● EXERCISE INSTRUCTIONS
Restate the listing below word for word, and leave its pictures behind.

● DATASET RECORDS
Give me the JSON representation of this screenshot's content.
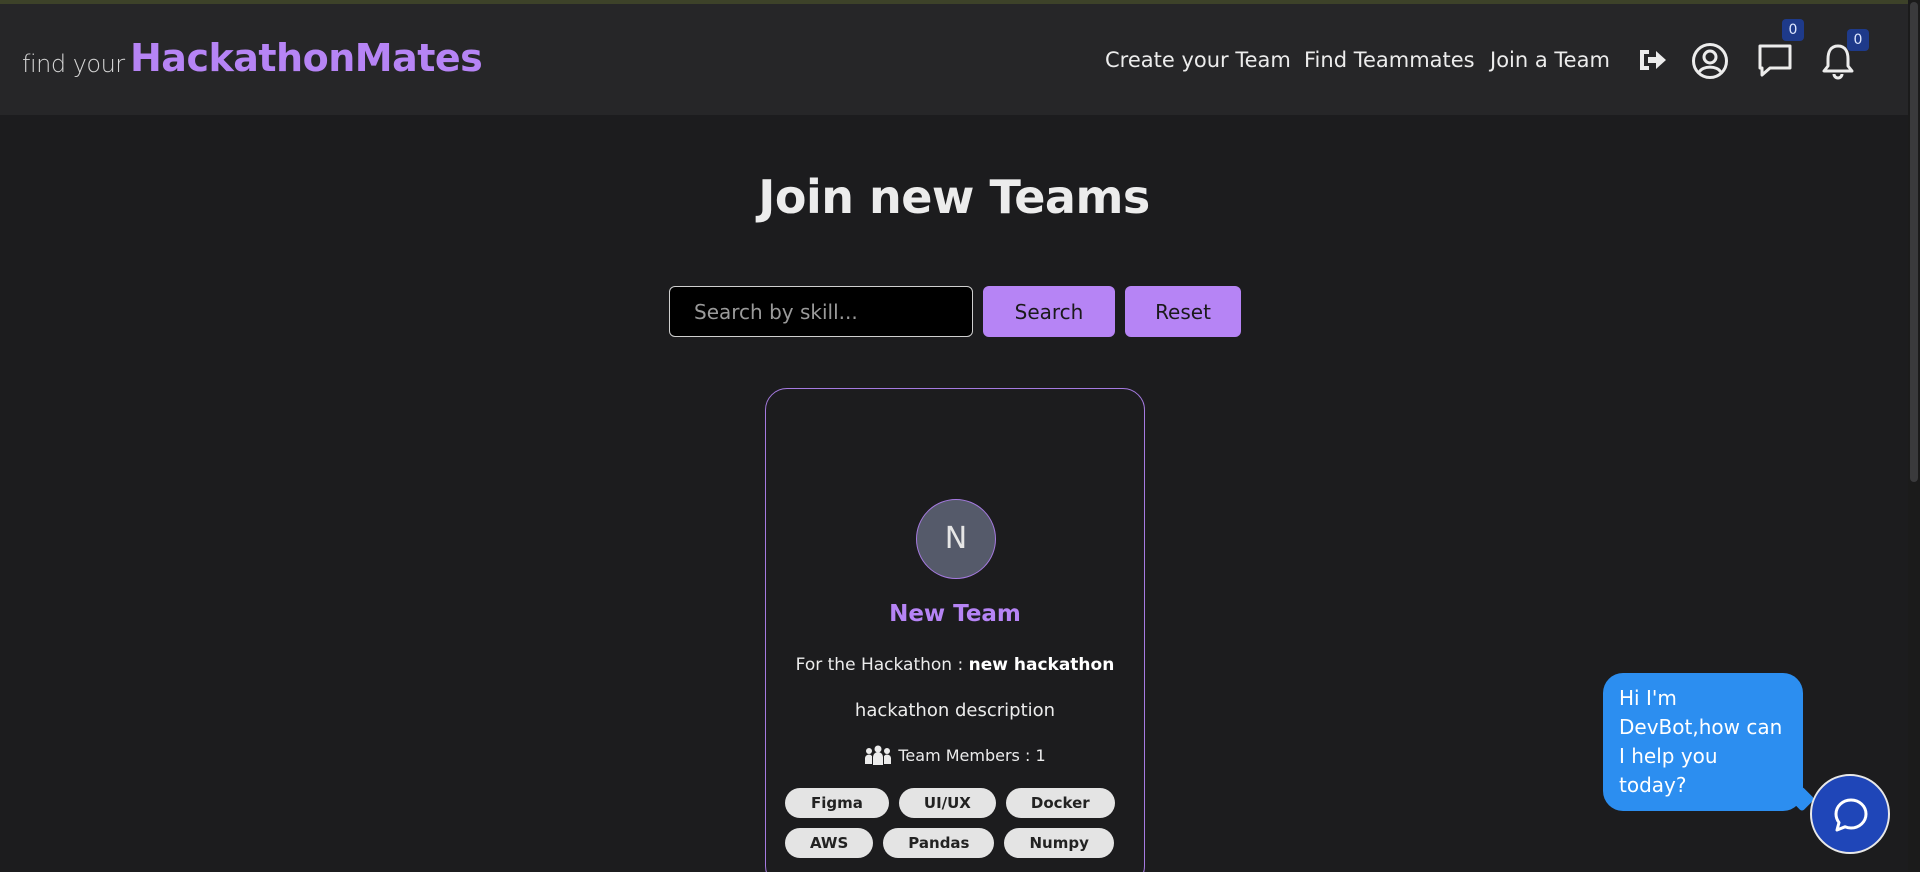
{
  "brand": {
    "prefix": "find your",
    "name": "HackathonMates"
  },
  "nav": {
    "links": [
      "Create your Team",
      "Find Teammates",
      "Join a Team"
    ],
    "icons": [
      "logout-icon",
      "user-icon",
      "message-icon",
      "bell-icon"
    ],
    "message_count": "0",
    "notification_count": "0"
  },
  "main": {
    "title": "Join new Teams",
    "search_placeholder": "Search by skill...",
    "search_label": "Search",
    "reset_label": "Reset"
  },
  "team_card": {
    "avatar_letter": "N",
    "name": "New Team",
    "hackathon_prefix": "For the Hackathon : ",
    "hackathon_name": "new hackathon",
    "description": "hackathon description",
    "members_label": "Team Members :  1",
    "skills": [
      "Figma",
      "UI/UX",
      "Docker",
      "AWS",
      "Pandas",
      "Numpy"
    ]
  },
  "chatbot": {
    "greeting": "Hi I'm DevBot,how can I help you today?"
  },
  "colors": {
    "accent": "#b684f5",
    "background": "#1c1c1e",
    "navbar": "#262628",
    "chat_bubble": "#2c8ef0",
    "chat_button": "#1f46b8",
    "badge": "#1e3a8a"
  }
}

● TASK ANSWER
Give me the JSON representation of this screenshot's content.
{
  "brand": {
    "prefix": "find your",
    "name": "HackathonMates"
  },
  "nav": {
    "links": [
      "Create your Team",
      "Find Teammates",
      "Join a Team"
    ],
    "icons": [
      "logout-icon",
      "user-icon",
      "message-icon",
      "bell-icon"
    ],
    "message_count": "0",
    "notification_count": "0"
  },
  "main": {
    "title": "Join new Teams",
    "search_placeholder": "Search by skill...",
    "search_label": "Search",
    "reset_label": "Reset"
  },
  "team_card": {
    "avatar_letter": "N",
    "name": "New Team",
    "hackathon_prefix": "For the Hackathon : ",
    "hackathon_name": "new hackathon",
    "description": "hackathon description",
    "members_label": "Team Members :  1",
    "skills": [
      "Figma",
      "UI/UX",
      "Docker",
      "AWS",
      "Pandas",
      "Numpy"
    ]
  },
  "chatbot": {
    "greeting": "Hi I'm DevBot,how can I help you today?"
  },
  "colors": {
    "accent": "#b684f5",
    "background": "#1c1c1e",
    "navbar": "#262628",
    "chat_bubble": "#2c8ef0",
    "chat_button": "#1f46b8",
    "badge": "#1e3a8a"
  }
}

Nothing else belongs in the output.